"This text assembles multiple architectural views of the contributions that blacks have made to American psychiatry. The accounts vary in intensity and poignancy. But the chapters repeatedly evoke the crucial question of why such a talented class of physicians has encountered so many impediments to practicing their art with unfettered encouragement. Spurlock and her colleagues remind us, in a thoughtful and intriguing fashion, that as a historical matter, black physicians have not been able to pursue excellence freely in these United States.

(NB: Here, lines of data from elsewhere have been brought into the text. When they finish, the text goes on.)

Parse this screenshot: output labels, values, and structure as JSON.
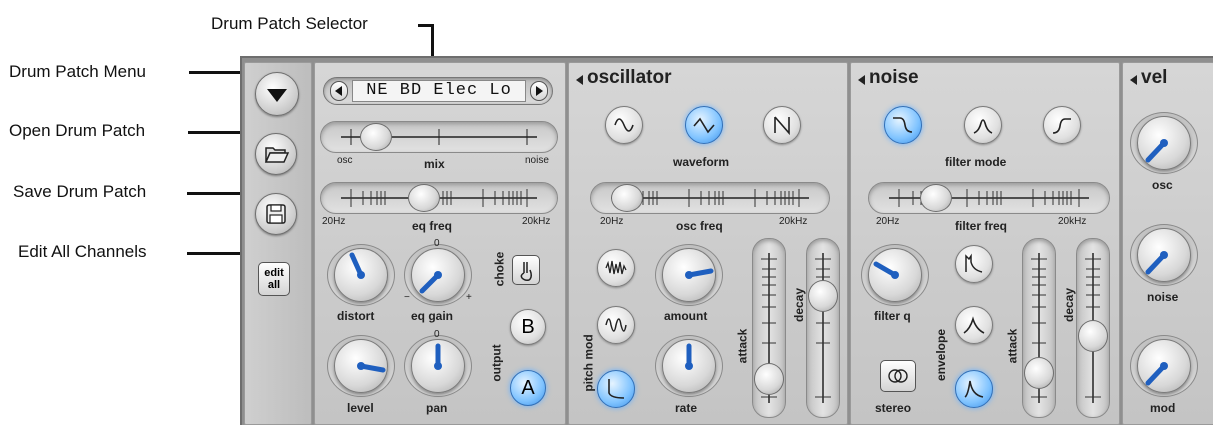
{
  "callouts": {
    "patch_selector": "Drum Patch Selector",
    "patch_menu": "Drum Patch Menu",
    "open_patch": "Open Drum Patch",
    "save_patch": "Save Drum Patch",
    "edit_all_channels": "Edit All Channels"
  },
  "sidebar": {
    "edit_all_line1": "edit",
    "edit_all_line2": "all"
  },
  "mix_section": {
    "patch_name": "NE BD Elec Lo",
    "mix_left": "osc",
    "mix_label": "mix",
    "mix_right": "noise",
    "eq_min": "20Hz",
    "eq_label": "eq freq",
    "eq_max": "20kHz",
    "distort_label": "distort",
    "eq_gain_label": "eq gain",
    "choke_label": "choke",
    "level_label": "level",
    "pan_label": "pan",
    "output_label": "output",
    "output_b": "B",
    "output_a": "A",
    "minus": "−",
    "plus": "+",
    "zero": "0"
  },
  "oscillator": {
    "title": "oscillator",
    "waveform_label": "waveform",
    "freq_min": "20Hz",
    "freq_label": "osc freq",
    "freq_max": "20kHz",
    "amount_label": "amount",
    "pitch_mod_label": "pitch mod",
    "rate_label": "rate",
    "attack_label": "attack",
    "decay_label": "decay"
  },
  "noise": {
    "title": "noise",
    "filter_mode_label": "filter mode",
    "freq_min": "20Hz",
    "freq_label": "filter freq",
    "freq_max": "20kHz",
    "filter_q_label": "filter q",
    "envelope_label": "envelope",
    "stereo_label": "stereo",
    "attack_label": "attack",
    "decay_label": "decay"
  },
  "vel": {
    "title": "vel",
    "osc_label": "osc",
    "noise_label": "noise",
    "mod_label": "mod"
  },
  "colors": {
    "accent_blue": "#1f5fbf",
    "active_button": "#7fc3ff",
    "panel_bg": "#cfcfcf",
    "frame_bg": "#8f8f8f"
  }
}
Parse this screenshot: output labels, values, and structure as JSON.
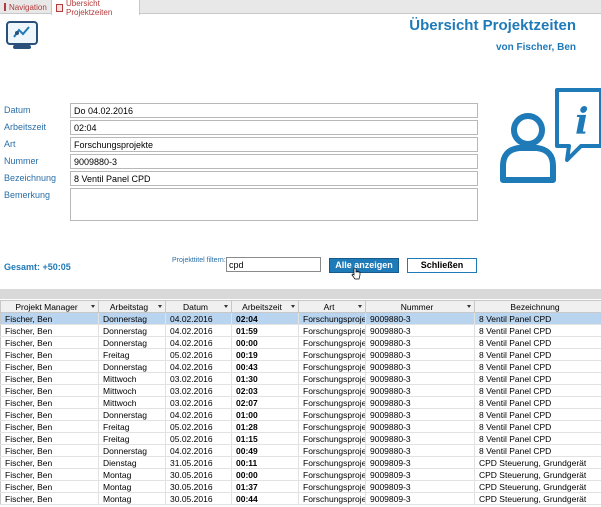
{
  "tabs": [
    {
      "label": "Navigation"
    },
    {
      "label": "Übersicht Projektzeiten"
    }
  ],
  "header": {
    "title": "Übersicht Projektzeiten",
    "subtitle": "von Fischer, Ben"
  },
  "form": {
    "datum_label": "Datum",
    "datum_value": "Do 04.02.2016",
    "arbeitszeit_label": "Arbeitszeit",
    "arbeitszeit_value": "02:04",
    "art_label": "Art",
    "art_value": "Forschungsprojekte",
    "nummer_label": "Nummer",
    "nummer_value": "9009880-3",
    "bezeichnung_label": "Bezeichnung",
    "bezeichnung_value": "8 Ventil Panel CPD",
    "bemerkung_label": "Bemerkung",
    "bemerkung_value": ""
  },
  "summary": {
    "gesamt": "Gesamt:  +50:05"
  },
  "filter": {
    "label": "Projekttitel filtern:",
    "value": "cpd"
  },
  "buttons": {
    "alle": "Alle anzeigen",
    "schliessen": "Schließen"
  },
  "table": {
    "columns": [
      "Projekt Manager",
      "Arbeitstag",
      "Datum",
      "Arbeitszeit",
      "Art",
      "Nummer",
      "Bezeichnung"
    ],
    "rows": [
      [
        "Fischer, Ben",
        "Donnerstag",
        "04.02.2016",
        "02:04",
        "Forschungsproje",
        "9009880-3",
        "8 Ventil Panel CPD"
      ],
      [
        "Fischer, Ben",
        "Donnerstag",
        "04.02.2016",
        "01:59",
        "Forschungsproje",
        "9009880-3",
        "8 Ventil Panel CPD"
      ],
      [
        "Fischer, Ben",
        "Donnerstag",
        "04.02.2016",
        "00:00",
        "Forschungsproje",
        "9009880-3",
        "8 Ventil Panel CPD"
      ],
      [
        "Fischer, Ben",
        "Freitag",
        "05.02.2016",
        "00:19",
        "Forschungsproje",
        "9009880-3",
        "8 Ventil Panel CPD"
      ],
      [
        "Fischer, Ben",
        "Donnerstag",
        "04.02.2016",
        "00:43",
        "Forschungsproje",
        "9009880-3",
        "8 Ventil Panel CPD"
      ],
      [
        "Fischer, Ben",
        "Mittwoch",
        "03.02.2016",
        "01:30",
        "Forschungsproje",
        "9009880-3",
        "8 Ventil Panel CPD"
      ],
      [
        "Fischer, Ben",
        "Mittwoch",
        "03.02.2016",
        "02:03",
        "Forschungsproje",
        "9009880-3",
        "8 Ventil Panel CPD"
      ],
      [
        "Fischer, Ben",
        "Mittwoch",
        "03.02.2016",
        "02:07",
        "Forschungsproje",
        "9009880-3",
        "8 Ventil Panel CPD"
      ],
      [
        "Fischer, Ben",
        "Donnerstag",
        "04.02.2016",
        "01:00",
        "Forschungsproje",
        "9009880-3",
        "8 Ventil Panel CPD"
      ],
      [
        "Fischer, Ben",
        "Freitag",
        "05.02.2016",
        "01:28",
        "Forschungsproje",
        "9009880-3",
        "8 Ventil Panel CPD"
      ],
      [
        "Fischer, Ben",
        "Freitag",
        "05.02.2016",
        "01:15",
        "Forschungsproje",
        "9009880-3",
        "8 Ventil Panel CPD"
      ],
      [
        "Fischer, Ben",
        "Donnerstag",
        "04.02.2016",
        "00:49",
        "Forschungsproje",
        "9009880-3",
        "8 Ventil Panel CPD"
      ],
      [
        "Fischer, Ben",
        "Dienstag",
        "31.05.2016",
        "00:11",
        "Forschungsproje",
        "9009809-3",
        "CPD Steuerung, Grundgerät"
      ],
      [
        "Fischer, Ben",
        "Montag",
        "30.05.2016",
        "00:00",
        "Forschungsproje",
        "9009809-3",
        "CPD Steuerung, Grundgerät"
      ],
      [
        "Fischer, Ben",
        "Montag",
        "30.05.2016",
        "01:37",
        "Forschungsproje",
        "9009809-3",
        "CPD Steuerung, Grundgerät"
      ],
      [
        "Fischer, Ben",
        "Montag",
        "30.05.2016",
        "00:44",
        "Forschungsproje",
        "9009809-3",
        "CPD Steuerung, Grundgerät"
      ]
    ]
  },
  "colors": {
    "accent": "#1f7ab8",
    "selected_row": "#b8d4ef",
    "tab_text": "#b33a3a"
  }
}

The slope toward achievement even for such an educated group of blacks has been slippery and encumbered. But the text captures well their spirit of persistence."-- "Ezra E. H. Griffith, M.D., Professor of Psychiatry and African-American Studies, Yale University, New Haven, Connecticut"
"Solomon Carter Fuller, the first black psychiatrist (1872--1953), was followed by only a handful of other pioneers. Not until the Civil Rights movement of the '60s did opportunities open. But prejudice and discrimination have always marked their path, as illustrated here by the poignant reminisces of Mildred Mitchell-Bateman (W. Va. commissioner of mental health 1962--1977) and James Baker (VA 1953--1986). The book offers surveys of black psychiatrists, numbers and their experiences, in chapters on community psychiatry, academia, research, psychoanalysis, and transcultural, military, and forensic areas. Despite progress, fewer than 4% of all psychiatrists are black, with few in leadership positions. The book provides a baseline to measure further progress."-- "Lucy D. Ozarin, M.D., Medical Director (retired), USPHS, Bethesda, Maryland"